WHAT THE TASK ASKS: Whenever the string "icon" turns up in a line below, that line should be copied.

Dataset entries
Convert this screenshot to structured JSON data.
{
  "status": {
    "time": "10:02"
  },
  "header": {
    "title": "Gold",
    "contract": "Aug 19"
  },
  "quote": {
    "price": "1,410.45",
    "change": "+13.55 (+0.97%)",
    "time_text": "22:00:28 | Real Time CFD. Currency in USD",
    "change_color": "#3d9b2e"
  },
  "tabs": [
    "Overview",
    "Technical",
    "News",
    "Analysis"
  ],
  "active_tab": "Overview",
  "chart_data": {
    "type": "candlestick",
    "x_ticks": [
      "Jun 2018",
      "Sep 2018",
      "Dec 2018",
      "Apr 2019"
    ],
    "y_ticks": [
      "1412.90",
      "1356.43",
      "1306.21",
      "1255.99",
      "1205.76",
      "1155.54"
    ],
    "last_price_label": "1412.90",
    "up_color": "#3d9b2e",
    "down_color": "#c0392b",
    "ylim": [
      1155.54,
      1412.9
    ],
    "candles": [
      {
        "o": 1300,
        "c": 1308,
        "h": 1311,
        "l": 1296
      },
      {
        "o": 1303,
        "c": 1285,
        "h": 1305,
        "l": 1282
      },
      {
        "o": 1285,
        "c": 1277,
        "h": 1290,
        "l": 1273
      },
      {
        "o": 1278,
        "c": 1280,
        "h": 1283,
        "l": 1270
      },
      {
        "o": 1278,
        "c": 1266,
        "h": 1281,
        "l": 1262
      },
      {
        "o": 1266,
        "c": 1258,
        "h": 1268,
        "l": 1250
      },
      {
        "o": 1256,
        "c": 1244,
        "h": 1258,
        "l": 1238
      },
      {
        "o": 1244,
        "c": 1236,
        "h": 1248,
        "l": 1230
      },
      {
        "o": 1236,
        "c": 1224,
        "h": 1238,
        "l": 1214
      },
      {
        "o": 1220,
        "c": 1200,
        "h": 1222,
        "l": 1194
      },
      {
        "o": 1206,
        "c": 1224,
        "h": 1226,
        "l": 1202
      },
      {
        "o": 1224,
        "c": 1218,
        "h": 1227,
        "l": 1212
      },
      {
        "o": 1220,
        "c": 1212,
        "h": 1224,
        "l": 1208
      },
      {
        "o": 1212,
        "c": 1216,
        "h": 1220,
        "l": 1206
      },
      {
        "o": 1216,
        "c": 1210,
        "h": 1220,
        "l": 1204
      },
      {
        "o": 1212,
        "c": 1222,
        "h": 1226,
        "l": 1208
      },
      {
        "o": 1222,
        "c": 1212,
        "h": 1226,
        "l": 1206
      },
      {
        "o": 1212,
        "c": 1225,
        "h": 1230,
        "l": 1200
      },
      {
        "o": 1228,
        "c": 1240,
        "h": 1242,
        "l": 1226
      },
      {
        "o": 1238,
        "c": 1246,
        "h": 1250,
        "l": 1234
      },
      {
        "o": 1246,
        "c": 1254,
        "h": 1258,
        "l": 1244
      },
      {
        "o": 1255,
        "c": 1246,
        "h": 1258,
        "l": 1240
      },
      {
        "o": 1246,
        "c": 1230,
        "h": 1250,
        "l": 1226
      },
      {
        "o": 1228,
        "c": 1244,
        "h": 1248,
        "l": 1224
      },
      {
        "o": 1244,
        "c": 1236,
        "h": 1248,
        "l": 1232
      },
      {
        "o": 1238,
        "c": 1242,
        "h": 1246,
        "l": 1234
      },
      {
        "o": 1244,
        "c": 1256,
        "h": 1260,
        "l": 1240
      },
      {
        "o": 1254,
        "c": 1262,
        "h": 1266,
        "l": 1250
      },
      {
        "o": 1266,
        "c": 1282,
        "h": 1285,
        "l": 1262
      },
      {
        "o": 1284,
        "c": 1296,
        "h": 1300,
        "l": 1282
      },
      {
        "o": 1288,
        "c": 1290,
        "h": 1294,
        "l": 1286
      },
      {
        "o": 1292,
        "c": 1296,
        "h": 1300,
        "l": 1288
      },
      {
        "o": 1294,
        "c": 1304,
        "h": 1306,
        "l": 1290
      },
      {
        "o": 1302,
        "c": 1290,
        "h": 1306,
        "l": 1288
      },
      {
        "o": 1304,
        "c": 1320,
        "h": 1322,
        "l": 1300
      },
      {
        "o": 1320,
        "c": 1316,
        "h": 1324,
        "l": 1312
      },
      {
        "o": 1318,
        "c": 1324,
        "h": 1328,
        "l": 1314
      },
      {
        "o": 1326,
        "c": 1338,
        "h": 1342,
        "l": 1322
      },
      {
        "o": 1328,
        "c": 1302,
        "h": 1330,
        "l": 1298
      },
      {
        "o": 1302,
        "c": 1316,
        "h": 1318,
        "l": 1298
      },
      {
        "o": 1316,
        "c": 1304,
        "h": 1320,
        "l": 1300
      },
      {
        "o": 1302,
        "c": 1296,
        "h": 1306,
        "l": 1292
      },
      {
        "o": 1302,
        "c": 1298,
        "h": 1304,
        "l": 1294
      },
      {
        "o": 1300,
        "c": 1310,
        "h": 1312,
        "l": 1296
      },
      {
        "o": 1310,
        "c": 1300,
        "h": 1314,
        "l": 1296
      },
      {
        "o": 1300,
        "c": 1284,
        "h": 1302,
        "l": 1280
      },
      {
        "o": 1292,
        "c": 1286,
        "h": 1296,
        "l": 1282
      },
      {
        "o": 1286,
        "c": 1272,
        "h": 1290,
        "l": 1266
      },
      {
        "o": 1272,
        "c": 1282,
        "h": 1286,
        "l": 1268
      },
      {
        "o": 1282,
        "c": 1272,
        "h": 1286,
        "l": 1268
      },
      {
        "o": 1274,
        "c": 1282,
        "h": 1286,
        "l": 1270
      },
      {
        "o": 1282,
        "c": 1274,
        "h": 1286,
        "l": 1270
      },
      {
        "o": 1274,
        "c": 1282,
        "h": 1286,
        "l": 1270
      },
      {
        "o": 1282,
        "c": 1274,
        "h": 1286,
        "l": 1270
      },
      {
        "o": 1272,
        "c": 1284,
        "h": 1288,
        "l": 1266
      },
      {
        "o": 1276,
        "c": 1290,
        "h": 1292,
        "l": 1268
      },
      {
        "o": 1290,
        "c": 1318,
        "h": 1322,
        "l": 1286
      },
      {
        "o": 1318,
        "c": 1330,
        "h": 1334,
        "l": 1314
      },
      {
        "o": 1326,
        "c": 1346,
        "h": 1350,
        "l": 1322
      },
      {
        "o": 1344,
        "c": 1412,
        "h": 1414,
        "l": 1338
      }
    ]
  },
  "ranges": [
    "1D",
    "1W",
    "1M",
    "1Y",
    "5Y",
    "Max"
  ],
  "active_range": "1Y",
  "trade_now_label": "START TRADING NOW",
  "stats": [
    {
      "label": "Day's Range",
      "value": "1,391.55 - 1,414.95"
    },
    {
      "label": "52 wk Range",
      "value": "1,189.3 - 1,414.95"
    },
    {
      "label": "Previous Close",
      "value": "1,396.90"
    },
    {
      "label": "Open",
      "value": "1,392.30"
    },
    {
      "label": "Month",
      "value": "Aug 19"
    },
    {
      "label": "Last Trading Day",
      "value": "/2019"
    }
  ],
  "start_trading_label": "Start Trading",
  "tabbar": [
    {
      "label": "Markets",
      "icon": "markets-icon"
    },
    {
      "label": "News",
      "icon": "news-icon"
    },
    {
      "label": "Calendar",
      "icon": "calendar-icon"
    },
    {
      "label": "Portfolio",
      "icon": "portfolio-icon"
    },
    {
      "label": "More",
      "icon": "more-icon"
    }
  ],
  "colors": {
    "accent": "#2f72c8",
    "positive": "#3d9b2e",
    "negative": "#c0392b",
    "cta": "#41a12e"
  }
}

TASK ANSWER:
      "icon": "markets-icon"
      "icon": "news-icon"
      "icon": "calendar-icon"
      "icon": "portfolio-icon"
      "icon": "more-icon"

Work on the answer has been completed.